== Segment start ==

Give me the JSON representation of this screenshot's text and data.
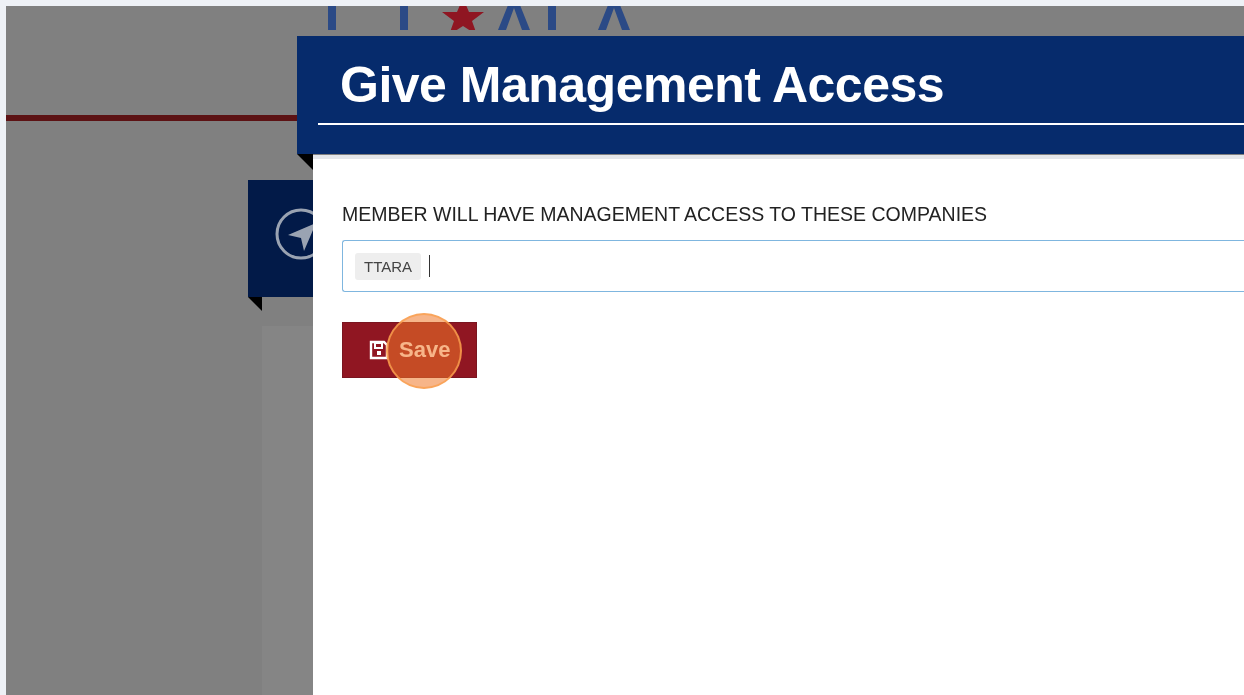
{
  "dialog": {
    "title": "Give Management Access",
    "field": {
      "label": "MEMBER WILL HAVE MANAGEMENT ACCESS TO THESE COMPANIES",
      "tags": [
        "TTARA"
      ]
    },
    "buttons": [
      {
        "label": "Save"
      }
    ]
  }
}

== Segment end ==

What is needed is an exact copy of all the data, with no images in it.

Give me the JSON representation of this screenshot's text and data.
{
  "dialog": {
    "title": "Give Management Access",
    "field": {
      "label": "MEMBER WILL HAVE MANAGEMENT ACCESS TO THESE COMPANIES",
      "tags": [
        "TTARA"
      ]
    },
    "buttons": [
      {
        "label": "Save"
      }
    ]
  }
}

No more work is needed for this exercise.